:: TASK REQUIREMENTS ::
Retype every record that appears below, unchanged.

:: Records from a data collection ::
* * * *

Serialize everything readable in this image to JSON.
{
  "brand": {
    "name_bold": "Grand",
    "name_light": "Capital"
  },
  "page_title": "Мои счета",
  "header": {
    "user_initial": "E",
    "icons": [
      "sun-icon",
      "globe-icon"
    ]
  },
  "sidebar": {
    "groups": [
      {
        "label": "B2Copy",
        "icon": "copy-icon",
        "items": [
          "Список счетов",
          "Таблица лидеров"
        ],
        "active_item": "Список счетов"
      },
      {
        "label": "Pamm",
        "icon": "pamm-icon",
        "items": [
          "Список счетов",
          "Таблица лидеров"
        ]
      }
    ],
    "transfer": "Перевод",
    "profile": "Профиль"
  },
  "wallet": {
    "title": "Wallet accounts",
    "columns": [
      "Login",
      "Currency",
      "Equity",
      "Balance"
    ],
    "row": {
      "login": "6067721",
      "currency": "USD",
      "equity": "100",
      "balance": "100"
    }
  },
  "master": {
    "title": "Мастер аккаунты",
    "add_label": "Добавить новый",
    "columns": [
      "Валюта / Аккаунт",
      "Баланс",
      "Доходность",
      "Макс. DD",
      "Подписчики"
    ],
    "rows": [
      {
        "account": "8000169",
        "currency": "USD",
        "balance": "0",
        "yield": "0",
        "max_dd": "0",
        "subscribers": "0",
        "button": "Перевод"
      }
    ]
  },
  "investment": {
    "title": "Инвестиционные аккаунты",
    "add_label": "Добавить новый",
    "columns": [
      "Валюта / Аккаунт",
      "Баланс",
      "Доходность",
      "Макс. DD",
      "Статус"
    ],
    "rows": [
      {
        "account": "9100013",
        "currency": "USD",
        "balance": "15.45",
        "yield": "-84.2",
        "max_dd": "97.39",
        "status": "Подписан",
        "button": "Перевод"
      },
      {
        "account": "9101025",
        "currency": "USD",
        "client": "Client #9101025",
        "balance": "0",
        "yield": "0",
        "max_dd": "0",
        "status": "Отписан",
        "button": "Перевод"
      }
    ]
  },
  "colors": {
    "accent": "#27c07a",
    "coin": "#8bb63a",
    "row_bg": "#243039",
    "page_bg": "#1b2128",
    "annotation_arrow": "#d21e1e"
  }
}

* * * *

:: SOLVED EXERCISE ::
Serialize everything readable in this image to JSON.
{
  "brand": {
    "name_bold": "Grand",
    "name_light": "Capital"
  },
  "page_title": "Мои счета",
  "header": {
    "user_initial": "E",
    "icons": [
      "sun-icon",
      "globe-icon"
    ]
  },
  "sidebar": {
    "groups": [
      {
        "label": "B2Copy",
        "icon": "copy-icon",
        "items": [
          "Список счетов",
          "Таблица лидеров"
        ],
        "active_item": "Список счетов"
      },
      {
        "label": "Pamm",
        "icon": "pamm-icon",
        "items": [
          "Список счетов",
          "Таблица лидеров"
        ]
      }
    ],
    "transfer": "Перевод",
    "profile": "Профиль"
  },
  "wallet": {
    "title": "Wallet accounts",
    "columns": [
      "Login",
      "Currency",
      "Equity",
      "Balance"
    ],
    "row": {
      "login": "6067721",
      "currency": "USD",
      "equity": "100",
      "balance": "100"
    }
  },
  "master": {
    "title": "Мастер аккаунты",
    "add_label": "Добавить новый",
    "columns": [
      "Валюта / Аккаунт",
      "Баланс",
      "Доходность",
      "Макс. DD",
      "Подписчики"
    ],
    "rows": [
      {
        "account": "8000169",
        "currency": "USD",
        "balance": "0",
        "yield": "0",
        "max_dd": "0",
        "subscribers": "0",
        "button": "Перевод"
      }
    ]
  },
  "investment": {
    "title": "Инвестиционные аккаунты",
    "add_label": "Добавить новый",
    "columns": [
      "Валюта / Аккаунт",
      "Баланс",
      "Доходность",
      "Макс. DD",
      "Статус"
    ],
    "rows": [
      {
        "account": "9100013",
        "currency": "USD",
        "balance": "15.45",
        "yield": "-84.2",
        "max_dd": "97.39",
        "status": "Подписан",
        "button": "Перевод"
      },
      {
        "account": "9101025",
        "currency": "USD",
        "client": "Client #9101025",
        "balance": "0",
        "yield": "0",
        "max_dd": "0",
        "status": "Отписан",
        "button": "Перевод"
      }
    ]
  },
  "colors": {
    "accent": "#27c07a",
    "coin": "#8bb63a",
    "row_bg": "#243039",
    "page_bg": "#1b2128",
    "annotation_arrow": "#d21e1e"
  }
}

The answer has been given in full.